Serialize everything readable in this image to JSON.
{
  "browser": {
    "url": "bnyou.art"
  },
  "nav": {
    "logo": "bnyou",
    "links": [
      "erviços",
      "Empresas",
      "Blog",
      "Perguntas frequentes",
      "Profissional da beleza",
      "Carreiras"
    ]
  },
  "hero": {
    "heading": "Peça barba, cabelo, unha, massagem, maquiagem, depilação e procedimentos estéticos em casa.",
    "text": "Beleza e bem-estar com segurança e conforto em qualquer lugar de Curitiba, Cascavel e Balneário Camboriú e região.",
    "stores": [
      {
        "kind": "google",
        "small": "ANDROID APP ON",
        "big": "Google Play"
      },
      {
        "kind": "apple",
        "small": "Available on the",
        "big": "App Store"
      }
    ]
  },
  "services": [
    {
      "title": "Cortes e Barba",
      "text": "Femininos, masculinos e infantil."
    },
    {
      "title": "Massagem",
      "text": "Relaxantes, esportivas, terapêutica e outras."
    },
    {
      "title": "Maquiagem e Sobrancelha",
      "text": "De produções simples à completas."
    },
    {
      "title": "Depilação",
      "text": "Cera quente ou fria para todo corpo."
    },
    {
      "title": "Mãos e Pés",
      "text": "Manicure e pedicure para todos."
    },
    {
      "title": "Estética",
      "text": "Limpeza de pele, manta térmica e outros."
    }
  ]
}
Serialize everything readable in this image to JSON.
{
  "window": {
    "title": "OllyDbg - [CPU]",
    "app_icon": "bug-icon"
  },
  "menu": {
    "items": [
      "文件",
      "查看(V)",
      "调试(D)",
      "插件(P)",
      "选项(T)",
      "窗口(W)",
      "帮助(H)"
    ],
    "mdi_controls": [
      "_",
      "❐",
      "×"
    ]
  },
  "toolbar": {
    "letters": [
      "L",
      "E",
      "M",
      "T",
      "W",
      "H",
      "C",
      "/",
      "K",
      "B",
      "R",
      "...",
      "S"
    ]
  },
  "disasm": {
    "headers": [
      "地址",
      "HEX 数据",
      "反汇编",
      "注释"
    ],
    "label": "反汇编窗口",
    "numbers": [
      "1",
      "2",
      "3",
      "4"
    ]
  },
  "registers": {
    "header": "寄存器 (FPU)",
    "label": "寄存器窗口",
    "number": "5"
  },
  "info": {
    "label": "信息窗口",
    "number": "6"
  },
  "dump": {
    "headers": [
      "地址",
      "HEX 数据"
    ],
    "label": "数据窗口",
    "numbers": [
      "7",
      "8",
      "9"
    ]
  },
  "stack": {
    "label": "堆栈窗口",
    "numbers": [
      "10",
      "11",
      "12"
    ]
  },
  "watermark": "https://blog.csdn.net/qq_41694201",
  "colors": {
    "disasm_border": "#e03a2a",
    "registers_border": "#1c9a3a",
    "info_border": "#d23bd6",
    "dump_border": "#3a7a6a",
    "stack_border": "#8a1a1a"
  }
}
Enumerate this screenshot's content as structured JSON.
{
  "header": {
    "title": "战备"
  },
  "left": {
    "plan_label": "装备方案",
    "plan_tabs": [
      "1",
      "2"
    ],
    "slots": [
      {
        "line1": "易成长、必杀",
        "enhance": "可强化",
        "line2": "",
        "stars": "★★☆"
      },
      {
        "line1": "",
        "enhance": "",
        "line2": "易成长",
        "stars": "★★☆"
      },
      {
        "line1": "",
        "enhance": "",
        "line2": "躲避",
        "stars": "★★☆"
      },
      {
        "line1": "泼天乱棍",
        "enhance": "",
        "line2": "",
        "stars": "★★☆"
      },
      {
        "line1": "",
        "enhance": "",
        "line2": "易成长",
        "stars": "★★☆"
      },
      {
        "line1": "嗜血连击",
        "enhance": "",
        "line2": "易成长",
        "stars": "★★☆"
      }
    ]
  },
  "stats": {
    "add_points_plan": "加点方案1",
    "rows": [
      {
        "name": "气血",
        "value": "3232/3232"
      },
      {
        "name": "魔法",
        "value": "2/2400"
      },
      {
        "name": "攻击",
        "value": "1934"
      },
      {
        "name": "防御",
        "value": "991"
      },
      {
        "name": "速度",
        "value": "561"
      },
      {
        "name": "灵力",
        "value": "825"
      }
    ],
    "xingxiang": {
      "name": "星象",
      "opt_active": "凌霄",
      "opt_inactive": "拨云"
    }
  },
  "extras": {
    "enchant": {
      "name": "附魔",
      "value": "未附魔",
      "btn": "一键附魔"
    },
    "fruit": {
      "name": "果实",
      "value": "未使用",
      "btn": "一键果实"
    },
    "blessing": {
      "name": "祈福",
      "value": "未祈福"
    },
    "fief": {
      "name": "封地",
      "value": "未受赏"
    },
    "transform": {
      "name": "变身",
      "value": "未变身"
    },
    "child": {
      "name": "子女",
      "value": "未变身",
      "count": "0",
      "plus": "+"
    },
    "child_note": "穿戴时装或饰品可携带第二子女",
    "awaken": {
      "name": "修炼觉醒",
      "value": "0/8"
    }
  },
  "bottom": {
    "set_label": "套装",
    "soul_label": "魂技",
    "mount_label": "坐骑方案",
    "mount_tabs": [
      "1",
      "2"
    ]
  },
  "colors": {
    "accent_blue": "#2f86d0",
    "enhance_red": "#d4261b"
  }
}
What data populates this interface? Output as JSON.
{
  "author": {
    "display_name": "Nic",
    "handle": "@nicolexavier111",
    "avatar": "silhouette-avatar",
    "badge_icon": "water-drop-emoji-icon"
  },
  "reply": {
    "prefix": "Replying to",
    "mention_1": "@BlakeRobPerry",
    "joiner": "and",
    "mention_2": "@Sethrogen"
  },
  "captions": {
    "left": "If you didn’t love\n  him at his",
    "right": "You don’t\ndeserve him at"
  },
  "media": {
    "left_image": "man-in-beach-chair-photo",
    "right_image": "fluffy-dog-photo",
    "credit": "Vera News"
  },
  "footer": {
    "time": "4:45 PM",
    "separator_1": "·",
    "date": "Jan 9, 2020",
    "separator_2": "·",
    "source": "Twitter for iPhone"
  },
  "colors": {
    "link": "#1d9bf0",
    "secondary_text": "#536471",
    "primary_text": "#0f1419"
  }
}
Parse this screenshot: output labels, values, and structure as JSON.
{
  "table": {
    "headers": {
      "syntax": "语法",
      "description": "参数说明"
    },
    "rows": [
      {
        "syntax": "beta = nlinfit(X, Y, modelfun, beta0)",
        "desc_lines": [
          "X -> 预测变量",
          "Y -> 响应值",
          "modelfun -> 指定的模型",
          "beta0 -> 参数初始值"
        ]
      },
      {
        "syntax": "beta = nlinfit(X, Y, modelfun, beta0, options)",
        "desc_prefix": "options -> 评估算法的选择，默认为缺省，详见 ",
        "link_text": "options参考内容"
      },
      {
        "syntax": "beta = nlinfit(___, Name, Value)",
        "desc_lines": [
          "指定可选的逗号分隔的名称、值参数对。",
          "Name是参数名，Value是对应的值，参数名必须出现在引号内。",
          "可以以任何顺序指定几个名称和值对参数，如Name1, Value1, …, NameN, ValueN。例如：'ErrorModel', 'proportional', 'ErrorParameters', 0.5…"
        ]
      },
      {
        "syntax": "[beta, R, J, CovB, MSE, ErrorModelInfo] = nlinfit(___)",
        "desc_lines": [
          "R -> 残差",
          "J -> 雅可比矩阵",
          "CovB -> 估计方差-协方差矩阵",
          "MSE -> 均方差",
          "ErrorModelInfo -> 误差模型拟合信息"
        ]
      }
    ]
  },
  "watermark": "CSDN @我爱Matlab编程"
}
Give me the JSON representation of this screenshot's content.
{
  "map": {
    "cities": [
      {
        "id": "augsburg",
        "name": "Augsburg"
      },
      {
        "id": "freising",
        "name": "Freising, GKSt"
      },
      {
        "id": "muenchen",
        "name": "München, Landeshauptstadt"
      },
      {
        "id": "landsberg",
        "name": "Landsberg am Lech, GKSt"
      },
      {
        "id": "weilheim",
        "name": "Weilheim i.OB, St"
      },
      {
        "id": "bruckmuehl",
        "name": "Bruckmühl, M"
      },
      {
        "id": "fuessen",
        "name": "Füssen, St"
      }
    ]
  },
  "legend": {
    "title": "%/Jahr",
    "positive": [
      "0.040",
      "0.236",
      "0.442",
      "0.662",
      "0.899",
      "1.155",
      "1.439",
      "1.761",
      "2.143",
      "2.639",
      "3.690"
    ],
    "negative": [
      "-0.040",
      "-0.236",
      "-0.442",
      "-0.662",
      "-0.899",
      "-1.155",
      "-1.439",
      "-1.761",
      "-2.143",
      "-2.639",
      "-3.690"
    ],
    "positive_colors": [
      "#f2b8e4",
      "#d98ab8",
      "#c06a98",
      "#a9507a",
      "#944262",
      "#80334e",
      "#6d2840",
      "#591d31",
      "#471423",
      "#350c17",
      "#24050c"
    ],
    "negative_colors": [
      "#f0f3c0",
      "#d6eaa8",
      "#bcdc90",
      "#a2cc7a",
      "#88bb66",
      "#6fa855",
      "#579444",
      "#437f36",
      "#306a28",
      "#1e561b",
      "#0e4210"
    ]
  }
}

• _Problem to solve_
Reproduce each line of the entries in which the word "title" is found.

• _Exercise response_
      "title": "Cortes e Barba",
      "title": "Massagem",
      "title": "Maquiagem e Sobrancelha",
      "title": "Depilação",
      "title": "Mãos e Pés",
      "title": "Estética",
    "title": "OllyDbg - [CPU]",
    "title": "战备"
    "title": "%/Jahr",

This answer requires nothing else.